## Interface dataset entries
----

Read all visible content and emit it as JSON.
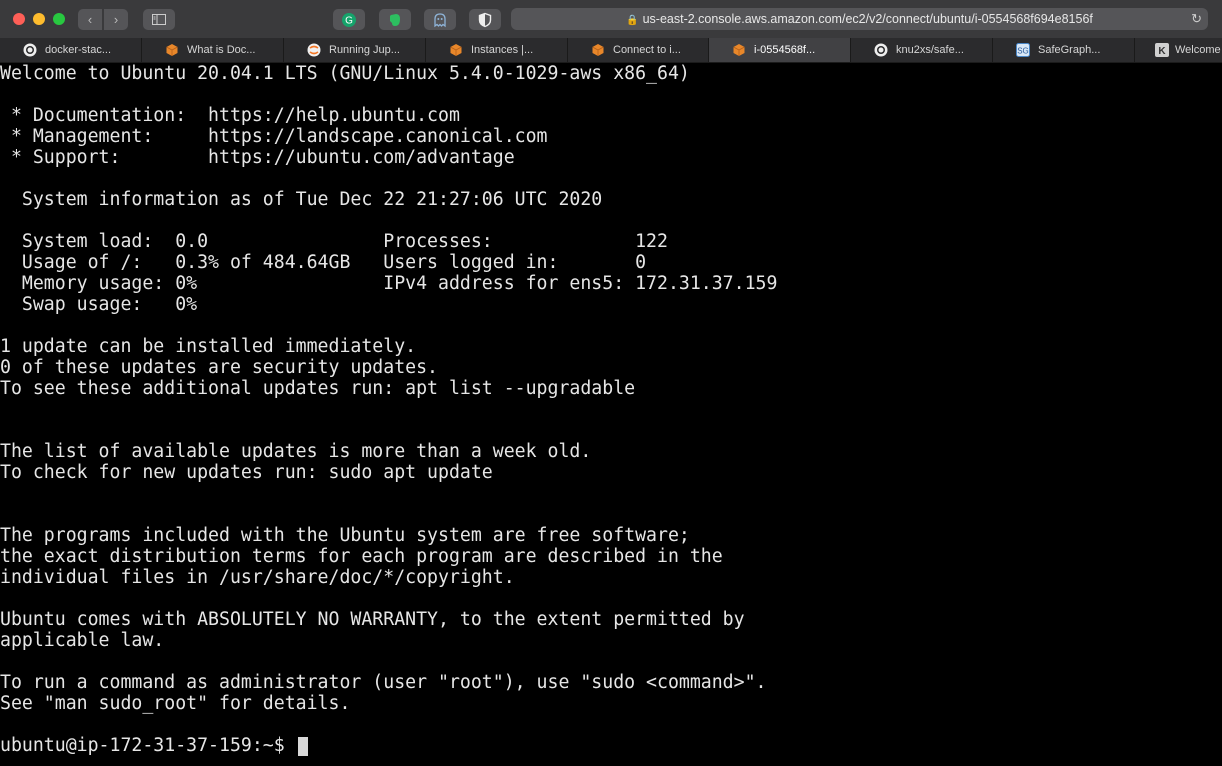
{
  "browser": {
    "url": "us-east-2.console.aws.amazon.com/ec2/v2/connect/ubuntu/i-0554568f694e8156f",
    "tabs": [
      {
        "label": "docker-stac...",
        "icon": "github-icon"
      },
      {
        "label": "What is Doc...",
        "icon": "aws-cube-icon"
      },
      {
        "label": "Running Jup...",
        "icon": "jupyter-icon"
      },
      {
        "label": "Instances |...",
        "icon": "aws-cube-icon"
      },
      {
        "label": "Connect to i...",
        "icon": "aws-cube-icon"
      },
      {
        "label": "i-0554568f...",
        "icon": "aws-cube-icon",
        "active": true
      },
      {
        "label": "knu2xs/safe...",
        "icon": "github-icon"
      },
      {
        "label": "SafeGraph...",
        "icon": "safegraph-icon"
      },
      {
        "label": "Welcome",
        "icon": "k-icon"
      }
    ]
  },
  "terminal": {
    "lines": [
      "Welcome to Ubuntu 20.04.1 LTS (GNU/Linux 5.4.0-1029-aws x86_64)",
      "",
      " * Documentation:  https://help.ubuntu.com",
      " * Management:     https://landscape.canonical.com",
      " * Support:        https://ubuntu.com/advantage",
      "",
      "  System information as of Tue Dec 22 21:27:06 UTC 2020",
      "",
      "  System load:  0.0                Processes:             122",
      "  Usage of /:   0.3% of 484.64GB   Users logged in:       0",
      "  Memory usage: 0%                 IPv4 address for ens5: 172.31.37.159",
      "  Swap usage:   0%",
      "",
      "1 update can be installed immediately.",
      "0 of these updates are security updates.",
      "To see these additional updates run: apt list --upgradable",
      "",
      "",
      "The list of available updates is more than a week old.",
      "To check for new updates run: sudo apt update",
      "",
      "",
      "The programs included with the Ubuntu system are free software;",
      "the exact distribution terms for each program are described in the",
      "individual files in /usr/share/doc/*/copyright.",
      "",
      "Ubuntu comes with ABSOLUTELY NO WARRANTY, to the extent permitted by",
      "applicable law.",
      "",
      "To run a command as administrator (user \"root\"), use \"sudo <command>\".",
      "See \"man sudo_root\" for details.",
      "",
      "ubuntu@ip-172-31-37-159:~$ "
    ]
  },
  "colors": {
    "toolbar": "#3a3a3c",
    "terminal_bg": "#000000",
    "terminal_fg": "#e6e6e6",
    "aws_orange": "#e8872a"
  }
}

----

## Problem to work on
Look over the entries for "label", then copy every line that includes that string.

## Answer
        "label": "docker-stac...",
        "label": "What is Doc...",
        "label": "Running Jup...",
        "label": "Instances |...",
        "label": "Connect to i...",
        "label": "i-0554568f...",
        "label": "knu2xs/safe...",
        "label": "SafeGraph...",
        "label": "Welcome",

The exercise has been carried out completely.